'Thou knows nought about it,' said Daniel. 'Hold thy tongue next time till thou's axed to speak, my wench.'
His sharp irritated way of speaking was so new to Sylvia, that the tears sprang to her eyes, and her lip quivered. Philip saw it all, and yearned over her. He plunged headlong into some other subject to try and divert attention from her; but Daniel was too ill at ease to talk much, and Bell was obliged to try and keep up the semblance of conversation, with an occasional word or two from Kester, who seemed instinctively to fall into her way of thinking, and to endeavour to keep the dark thought in the background.
Sylvia stole off to bed; more concerned at her father's angry way of speaking than at the idea of his being amenable to law for what he had done; the one was a sharp present evil, the other something distant and unlikely. Yet a dim terror of this latter evil hung over her, and once upstairs she threw herself on her bed and sobbed. Philip heard her where he sate near the bottom of the short steep staircase, and at every sob the cords of love round his heart seemed tightened, and he felt as if he must there and then do something to console her.

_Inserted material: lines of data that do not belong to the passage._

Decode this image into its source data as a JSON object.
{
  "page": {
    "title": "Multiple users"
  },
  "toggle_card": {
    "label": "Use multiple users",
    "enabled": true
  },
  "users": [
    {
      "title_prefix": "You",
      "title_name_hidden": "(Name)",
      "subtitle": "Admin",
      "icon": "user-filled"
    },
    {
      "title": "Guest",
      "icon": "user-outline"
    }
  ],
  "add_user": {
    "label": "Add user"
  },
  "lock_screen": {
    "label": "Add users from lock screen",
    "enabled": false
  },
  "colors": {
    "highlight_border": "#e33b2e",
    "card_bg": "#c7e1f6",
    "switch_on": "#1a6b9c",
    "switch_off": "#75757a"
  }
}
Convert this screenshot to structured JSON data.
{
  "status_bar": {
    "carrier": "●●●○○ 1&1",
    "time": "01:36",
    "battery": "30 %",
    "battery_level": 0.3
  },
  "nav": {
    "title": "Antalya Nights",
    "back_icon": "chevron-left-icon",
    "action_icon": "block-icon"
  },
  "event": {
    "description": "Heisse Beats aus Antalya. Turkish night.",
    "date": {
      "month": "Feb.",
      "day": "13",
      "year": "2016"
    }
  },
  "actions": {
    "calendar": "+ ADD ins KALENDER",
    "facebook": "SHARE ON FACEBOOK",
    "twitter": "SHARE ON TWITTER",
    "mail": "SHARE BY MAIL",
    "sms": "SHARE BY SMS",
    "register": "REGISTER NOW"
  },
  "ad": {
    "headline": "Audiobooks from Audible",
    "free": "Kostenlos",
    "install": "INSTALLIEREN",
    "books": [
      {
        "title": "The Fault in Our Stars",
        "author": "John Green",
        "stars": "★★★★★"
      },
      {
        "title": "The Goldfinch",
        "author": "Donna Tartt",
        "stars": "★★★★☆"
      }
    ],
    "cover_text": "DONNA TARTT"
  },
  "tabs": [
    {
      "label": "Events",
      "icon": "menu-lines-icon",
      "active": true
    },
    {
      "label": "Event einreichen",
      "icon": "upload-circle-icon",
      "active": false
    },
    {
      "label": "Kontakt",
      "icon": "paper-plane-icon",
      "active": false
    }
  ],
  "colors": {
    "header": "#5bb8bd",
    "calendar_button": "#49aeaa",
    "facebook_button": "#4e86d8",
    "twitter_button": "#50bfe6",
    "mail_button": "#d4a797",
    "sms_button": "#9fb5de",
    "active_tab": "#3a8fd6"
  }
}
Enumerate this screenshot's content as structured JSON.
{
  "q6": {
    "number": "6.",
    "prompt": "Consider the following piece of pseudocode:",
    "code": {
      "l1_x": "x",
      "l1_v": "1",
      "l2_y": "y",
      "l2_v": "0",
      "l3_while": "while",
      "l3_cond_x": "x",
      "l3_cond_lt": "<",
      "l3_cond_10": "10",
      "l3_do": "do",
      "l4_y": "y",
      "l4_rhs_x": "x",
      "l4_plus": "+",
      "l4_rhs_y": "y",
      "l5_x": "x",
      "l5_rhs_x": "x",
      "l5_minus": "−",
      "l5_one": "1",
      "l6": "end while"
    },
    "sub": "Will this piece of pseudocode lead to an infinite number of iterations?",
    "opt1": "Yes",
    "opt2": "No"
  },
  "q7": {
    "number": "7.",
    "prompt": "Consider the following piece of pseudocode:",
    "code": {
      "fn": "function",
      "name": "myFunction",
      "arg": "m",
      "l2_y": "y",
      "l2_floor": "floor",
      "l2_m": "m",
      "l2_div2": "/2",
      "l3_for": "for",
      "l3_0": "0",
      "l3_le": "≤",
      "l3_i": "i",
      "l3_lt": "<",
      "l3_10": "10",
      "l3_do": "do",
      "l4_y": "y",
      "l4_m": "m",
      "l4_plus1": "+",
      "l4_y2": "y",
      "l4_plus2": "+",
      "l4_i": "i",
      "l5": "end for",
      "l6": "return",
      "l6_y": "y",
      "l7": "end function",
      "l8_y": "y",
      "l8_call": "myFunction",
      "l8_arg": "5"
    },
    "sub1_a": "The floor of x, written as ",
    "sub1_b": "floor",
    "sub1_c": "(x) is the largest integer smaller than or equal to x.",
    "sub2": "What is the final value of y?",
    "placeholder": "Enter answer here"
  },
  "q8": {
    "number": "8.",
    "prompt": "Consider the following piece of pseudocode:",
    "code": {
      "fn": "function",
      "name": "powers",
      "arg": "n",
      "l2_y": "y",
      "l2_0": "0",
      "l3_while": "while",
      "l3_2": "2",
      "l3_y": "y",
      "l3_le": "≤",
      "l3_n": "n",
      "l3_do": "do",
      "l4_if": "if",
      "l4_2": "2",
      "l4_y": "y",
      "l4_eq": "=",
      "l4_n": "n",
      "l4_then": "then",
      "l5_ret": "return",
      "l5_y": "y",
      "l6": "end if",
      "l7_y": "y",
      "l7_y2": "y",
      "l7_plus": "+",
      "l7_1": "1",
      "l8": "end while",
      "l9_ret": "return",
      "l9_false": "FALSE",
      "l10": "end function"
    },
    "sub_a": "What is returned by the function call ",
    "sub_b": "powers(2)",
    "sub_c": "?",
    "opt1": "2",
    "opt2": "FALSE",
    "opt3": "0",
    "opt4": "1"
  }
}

But, instead, he sat on talking of nothings, a conversation in which Daniel joined with somewhat of surliness, while Bell, grave and anxious, kept wistfully looking from one to the other, desirous of gleaning some further information on the subject, which had begun to trouble her mind. She hoped some chance would give her the opportunity of privately questioning Philip, but it seemed to be equally her husband's wish to thwart any such intention of hers. He remained in the house-place, till after Philip had left, although he was evidently so much fatigued as to give some very distinct, though unintentional, hints to his visitor to be gone.
At length the house-door was locked on Philip, and then Daniel prepared to go to bed. Kester had left for his loft above the shippen more than an hour before. Bell had still to rake the fire, and then she would follow her husband upstairs.
As she was scraping up the ashes, she heard, intermixed with the noise she was making, the sound of some one rapping gently at the window. In her then frame of mind she started a little; but on looking round, she saw Kester's face pressed against the glass, and, reassured, she softly opened the door. There he stood in the dusk outer air, distinct against the gray darkness beyond, and in his hand something which she presently perceived was a pitchfork.
'Missus!' whispered he, 'a've watched t' maister t' bed; an' now a'd be greatly beholden to yo' if yo'd let me just lay me down i' t' house-place. A'd warrant niver a constable i' a' Monkshaven should get sight o' t' maister, an' me below t' keep ward.'
Bell shivered a little.
'Nay, Kester,' she said, patting her hand kindly on his shoulder; 'there's nought for t' fear. Thy master is not one for t' hurt nobody; and I dunnot think they can harm him for setting yon poor chaps free, as t' gang catched i' their wicked trap.'
Kester stood still; then he shook his head slowly.
'It's t' work at t' Randyvowse as a'm afeared on. Some folks thinks such a deal o' a bonfire. Then a may lay me down afore t' fire, missus?' said he, beseechingly.
'Nay, Kester—' she began; but suddenly changing, she said, 'God bless thee, my man; come in and lay thee down on t' settle, and I'll cover thee up wi' my cloak as hangs behind t' door. We're not many on us that love him, an' we'll be all on us under one roof, an' niver a stone wall or a lock betwixt us.'
So Kester took up his rest in the house-place that night, and none knew of it besides Bell.